Repeat the whole listing below, word for word.
━━━━━━━━
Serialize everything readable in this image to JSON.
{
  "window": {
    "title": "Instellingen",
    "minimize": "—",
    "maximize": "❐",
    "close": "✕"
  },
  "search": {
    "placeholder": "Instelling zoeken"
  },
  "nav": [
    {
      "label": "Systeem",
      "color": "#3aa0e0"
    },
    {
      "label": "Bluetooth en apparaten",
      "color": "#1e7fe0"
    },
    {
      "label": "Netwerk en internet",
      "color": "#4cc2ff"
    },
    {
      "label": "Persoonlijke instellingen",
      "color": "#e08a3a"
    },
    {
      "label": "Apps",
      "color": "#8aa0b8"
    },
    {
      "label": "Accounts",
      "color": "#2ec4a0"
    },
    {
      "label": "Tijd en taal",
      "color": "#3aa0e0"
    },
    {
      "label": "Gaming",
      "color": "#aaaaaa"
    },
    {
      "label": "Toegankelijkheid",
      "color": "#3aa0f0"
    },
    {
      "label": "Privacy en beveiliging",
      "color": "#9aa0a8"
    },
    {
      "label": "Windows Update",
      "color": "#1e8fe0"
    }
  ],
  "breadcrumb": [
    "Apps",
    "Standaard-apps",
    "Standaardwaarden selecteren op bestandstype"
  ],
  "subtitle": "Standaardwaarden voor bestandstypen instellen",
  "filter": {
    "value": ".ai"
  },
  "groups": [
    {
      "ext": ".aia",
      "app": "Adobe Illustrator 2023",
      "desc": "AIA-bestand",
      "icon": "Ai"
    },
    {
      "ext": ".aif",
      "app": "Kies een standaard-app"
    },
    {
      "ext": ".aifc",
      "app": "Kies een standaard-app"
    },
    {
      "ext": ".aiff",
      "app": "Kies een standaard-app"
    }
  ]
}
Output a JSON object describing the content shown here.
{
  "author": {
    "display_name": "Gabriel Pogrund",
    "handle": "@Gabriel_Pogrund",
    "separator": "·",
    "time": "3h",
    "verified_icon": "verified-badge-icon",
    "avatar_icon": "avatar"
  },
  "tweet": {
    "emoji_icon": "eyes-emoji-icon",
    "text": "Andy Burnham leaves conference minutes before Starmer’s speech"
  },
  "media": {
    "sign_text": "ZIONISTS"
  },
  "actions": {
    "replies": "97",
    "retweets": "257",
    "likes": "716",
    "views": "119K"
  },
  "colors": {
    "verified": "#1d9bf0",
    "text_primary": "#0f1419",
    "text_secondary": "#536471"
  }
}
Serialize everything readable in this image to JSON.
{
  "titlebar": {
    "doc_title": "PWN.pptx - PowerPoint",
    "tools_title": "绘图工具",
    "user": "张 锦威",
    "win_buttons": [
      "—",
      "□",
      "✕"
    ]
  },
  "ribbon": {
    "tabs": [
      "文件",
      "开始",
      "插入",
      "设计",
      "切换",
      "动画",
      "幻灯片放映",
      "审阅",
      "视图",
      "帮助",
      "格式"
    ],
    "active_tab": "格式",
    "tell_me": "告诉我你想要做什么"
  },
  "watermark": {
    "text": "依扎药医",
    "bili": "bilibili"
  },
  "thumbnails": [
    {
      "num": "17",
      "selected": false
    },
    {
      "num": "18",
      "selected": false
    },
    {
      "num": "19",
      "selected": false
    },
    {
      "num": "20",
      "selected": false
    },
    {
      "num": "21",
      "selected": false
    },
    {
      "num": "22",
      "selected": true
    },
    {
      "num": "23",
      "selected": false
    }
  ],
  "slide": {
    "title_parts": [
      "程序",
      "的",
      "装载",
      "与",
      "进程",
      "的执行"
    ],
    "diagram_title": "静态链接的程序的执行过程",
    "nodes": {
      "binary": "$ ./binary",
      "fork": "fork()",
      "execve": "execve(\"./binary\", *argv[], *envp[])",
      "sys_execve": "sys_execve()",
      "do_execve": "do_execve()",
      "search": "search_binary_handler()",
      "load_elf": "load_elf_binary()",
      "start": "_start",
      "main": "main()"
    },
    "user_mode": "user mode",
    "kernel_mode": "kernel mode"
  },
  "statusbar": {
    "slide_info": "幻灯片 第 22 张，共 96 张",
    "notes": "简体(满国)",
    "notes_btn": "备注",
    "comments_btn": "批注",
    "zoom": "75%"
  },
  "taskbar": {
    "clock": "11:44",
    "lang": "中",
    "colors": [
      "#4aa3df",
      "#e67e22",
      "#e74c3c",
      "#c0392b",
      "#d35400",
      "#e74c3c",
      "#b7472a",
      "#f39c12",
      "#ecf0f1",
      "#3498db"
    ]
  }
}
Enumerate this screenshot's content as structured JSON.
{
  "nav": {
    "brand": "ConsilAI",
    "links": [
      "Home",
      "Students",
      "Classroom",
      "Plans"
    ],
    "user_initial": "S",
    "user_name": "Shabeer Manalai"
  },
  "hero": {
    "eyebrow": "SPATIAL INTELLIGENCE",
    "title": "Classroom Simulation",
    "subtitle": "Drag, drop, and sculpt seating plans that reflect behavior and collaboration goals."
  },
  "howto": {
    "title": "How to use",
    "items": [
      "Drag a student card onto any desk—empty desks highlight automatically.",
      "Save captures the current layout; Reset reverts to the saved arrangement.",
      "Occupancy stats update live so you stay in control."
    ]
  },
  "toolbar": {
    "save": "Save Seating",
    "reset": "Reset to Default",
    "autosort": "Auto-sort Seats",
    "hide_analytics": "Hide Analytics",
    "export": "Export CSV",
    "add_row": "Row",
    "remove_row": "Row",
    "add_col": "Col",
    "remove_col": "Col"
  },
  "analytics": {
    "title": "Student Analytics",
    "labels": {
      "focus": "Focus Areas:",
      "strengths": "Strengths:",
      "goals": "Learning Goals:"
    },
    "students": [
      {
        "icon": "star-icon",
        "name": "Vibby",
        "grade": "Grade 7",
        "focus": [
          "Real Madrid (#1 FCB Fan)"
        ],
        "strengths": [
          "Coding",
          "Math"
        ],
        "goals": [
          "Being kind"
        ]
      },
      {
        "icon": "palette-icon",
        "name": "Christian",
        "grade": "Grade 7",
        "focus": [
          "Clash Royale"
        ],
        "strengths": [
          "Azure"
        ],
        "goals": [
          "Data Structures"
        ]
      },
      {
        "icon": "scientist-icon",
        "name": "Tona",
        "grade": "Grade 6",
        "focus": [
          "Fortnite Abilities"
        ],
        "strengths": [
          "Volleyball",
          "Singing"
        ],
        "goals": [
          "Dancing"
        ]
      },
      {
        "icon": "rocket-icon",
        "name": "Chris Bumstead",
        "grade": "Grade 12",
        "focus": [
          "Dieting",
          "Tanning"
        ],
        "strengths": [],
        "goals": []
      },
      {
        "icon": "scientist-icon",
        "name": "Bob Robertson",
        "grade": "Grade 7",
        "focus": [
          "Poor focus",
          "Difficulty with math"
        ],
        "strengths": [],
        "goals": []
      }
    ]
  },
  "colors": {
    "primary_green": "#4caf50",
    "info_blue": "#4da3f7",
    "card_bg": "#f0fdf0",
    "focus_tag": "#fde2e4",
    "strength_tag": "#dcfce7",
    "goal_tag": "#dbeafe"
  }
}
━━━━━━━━
_SOLUTION FOR THIS EXERCISE_
Serialize everything readable in this image to JSON.
{
  "window": {
    "title": "Instellingen",
    "minimize": "—",
    "maximize": "❐",
    "close": "✕"
  },
  "search": {
    "placeholder": "Instelling zoeken"
  },
  "nav": [
    {
      "label": "Systeem",
      "color": "#3aa0e0"
    },
    {
      "label": "Bluetooth en apparaten",
      "color": "#1e7fe0"
    },
    {
      "label": "Netwerk en internet",
      "color": "#4cc2ff"
    },
    {
      "label": "Persoonlijke instellingen",
      "color": "#e08a3a"
    },
    {
      "label": "Apps",
      "color": "#8aa0b8"
    },
    {
      "label": "Accounts",
      "color": "#2ec4a0"
    },
    {
      "label": "Tijd en taal",
      "color": "#3aa0e0"
    },
    {
      "label": "Gaming",
      "color": "#aaaaaa"
    },
    {
      "label": "Toegankelijkheid",
      "color": "#3aa0f0"
    },
    {
      "label": "Privacy en beveiliging",
      "color": "#9aa0a8"
    },
    {
      "label": "Windows Update",
      "color": "#1e8fe0"
    }
  ],
  "breadcrumb": [
    "Apps",
    "Standaard-apps",
    "Standaardwaarden selecteren op bestandstype"
  ],
  "subtitle": "Standaardwaarden voor bestandstypen instellen",
  "filter": {
    "value": ".ai"
  },
  "groups": [
    {
      "ext": ".aia",
      "app": "Adobe Illustrator 2023",
      "desc": "AIA-bestand",
      "icon": "Ai"
    },
    {
      "ext": ".aif",
      "app": "Kies een standaard-app"
    },
    {
      "ext": ".aifc",
      "app": "Kies een standaard-app"
    },
    {
      "ext": ".aiff",
      "app": "Kies een standaard-app"
    }
  ]
}
Output a JSON object describing the content shown here.
{
  "author": {
    "display_name": "Gabriel Pogrund",
    "handle": "@Gabriel_Pogrund",
    "separator": "·",
    "time": "3h",
    "verified_icon": "verified-badge-icon",
    "avatar_icon": "avatar"
  },
  "tweet": {
    "emoji_icon": "eyes-emoji-icon",
    "text": "Andy Burnham leaves conference minutes before Starmer’s speech"
  },
  "media": {
    "sign_text": "ZIONISTS"
  },
  "actions": {
    "replies": "97",
    "retweets": "257",
    "likes": "716",
    "views": "119K"
  },
  "colors": {
    "verified": "#1d9bf0",
    "text_primary": "#0f1419",
    "text_secondary": "#536471"
  }
}
Serialize everything readable in this image to JSON.
{
  "titlebar": {
    "doc_title": "PWN.pptx - PowerPoint",
    "tools_title": "绘图工具",
    "user": "张 锦威",
    "win_buttons": [
      "—",
      "□",
      "✕"
    ]
  },
  "ribbon": {
    "tabs": [
      "文件",
      "开始",
      "插入",
      "设计",
      "切换",
      "动画",
      "幻灯片放映",
      "审阅",
      "视图",
      "帮助",
      "格式"
    ],
    "active_tab": "格式",
    "tell_me": "告诉我你想要做什么"
  },
  "watermark": {
    "text": "依扎药医",
    "bili": "bilibili"
  },
  "thumbnails": [
    {
      "num": "17",
      "selected": false
    },
    {
      "num": "18",
      "selected": false
    },
    {
      "num": "19",
      "selected": false
    },
    {
      "num": "20",
      "selected": false
    },
    {
      "num": "21",
      "selected": false
    },
    {
      "num": "22",
      "selected": true
    },
    {
      "num": "23",
      "selected": false
    }
  ],
  "slide": {
    "title_parts": [
      "程序",
      "的",
      "装载",
      "与",
      "进程",
      "的执行"
    ],
    "diagram_title": "静态链接的程序的执行过程",
    "nodes": {
      "binary": "$ ./binary",
      "fork": "fork()",
      "execve": "execve(\"./binary\", *argv[], *envp[])",
      "sys_execve": "sys_execve()",
      "do_execve": "do_execve()",
      "search": "search_binary_handler()",
      "load_elf": "load_elf_binary()",
      "start": "_start",
      "main": "main()"
    },
    "user_mode": "user mode",
    "kernel_mode": "kernel mode"
  },
  "statusbar": {
    "slide_info": "幻灯片 第 22 张，共 96 张",
    "notes": "简体(满国)",
    "notes_btn": "备注",
    "comments_btn": "批注",
    "zoom": "75%"
  },
  "taskbar": {
    "clock": "11:44",
    "lang": "中",
    "colors": [
      "#4aa3df",
      "#e67e22",
      "#e74c3c",
      "#c0392b",
      "#d35400",
      "#e74c3c",
      "#b7472a",
      "#f39c12",
      "#ecf0f1",
      "#3498db"
    ]
  }
}
Enumerate this screenshot's content as structured JSON.
{
  "nav": {
    "brand": "ConsilAI",
    "links": [
      "Home",
      "Students",
      "Classroom",
      "Plans"
    ],
    "user_initial": "S",
    "user_name": "Shabeer Manalai"
  },
  "hero": {
    "eyebrow": "SPATIAL INTELLIGENCE",
    "title": "Classroom Simulation",
    "subtitle": "Drag, drop, and sculpt seating plans that reflect behavior and collaboration goals."
  },
  "howto": {
    "title": "How to use",
    "items": [
      "Drag a student card onto any desk—empty desks highlight automatically.",
      "Save captures the current layout; Reset reverts to the saved arrangement.",
      "Occupancy stats update live so you stay in control."
    ]
  },
  "toolbar": {
    "save": "Save Seating",
    "reset": "Reset to Default",
    "autosort": "Auto-sort Seats",
    "hide_analytics": "Hide Analytics",
    "export": "Export CSV",
    "add_row": "Row",
    "remove_row": "Row",
    "add_col": "Col",
    "remove_col": "Col"
  },
  "analytics": {
    "title": "Student Analytics",
    "labels": {
      "focus": "Focus Areas:",
      "strengths": "Strengths:",
      "goals": "Learning Goals:"
    },
    "students": [
      {
        "icon": "star-icon",
        "name": "Vibby",
        "grade": "Grade 7",
        "focus": [
          "Real Madrid (#1 FCB Fan)"
        ],
        "strengths": [
          "Coding",
          "Math"
        ],
        "goals": [
          "Being kind"
        ]
      },
      {
        "icon": "palette-icon",
        "name": "Christian",
        "grade": "Grade 7",
        "focus": [
          "Clash Royale"
        ],
        "strengths": [
          "Azure"
        ],
        "goals": [
          "Data Structures"
        ]
      },
      {
        "icon": "scientist-icon",
        "name": "Tona",
        "grade": "Grade 6",
        "focus": [
          "Fortnite Abilities"
        ],
        "strengths": [
          "Volleyball",
          "Singing"
        ],
        "goals": [
          "Dancing"
        ]
      },
      {
        "icon": "rocket-icon",
        "name": "Chris Bumstead",
        "grade": "Grade 12",
        "focus": [
          "Dieting",
          "Tanning"
        ],
        "strengths": [],
        "goals": []
      },
      {
        "icon": "scientist-icon",
        "name": "Bob Robertson",
        "grade": "Grade 7",
        "focus": [
          "Poor focus",
          "Difficulty with math"
        ],
        "strengths": [],
        "goals": []
      }
    ]
  },
  "colors": {
    "primary_green": "#4caf50",
    "info_blue": "#4da3f7",
    "card_bg": "#f0fdf0",
    "focus_tag": "#fde2e4",
    "strength_tag": "#dcfce7",
    "goal_tag": "#dbeafe"
  }
}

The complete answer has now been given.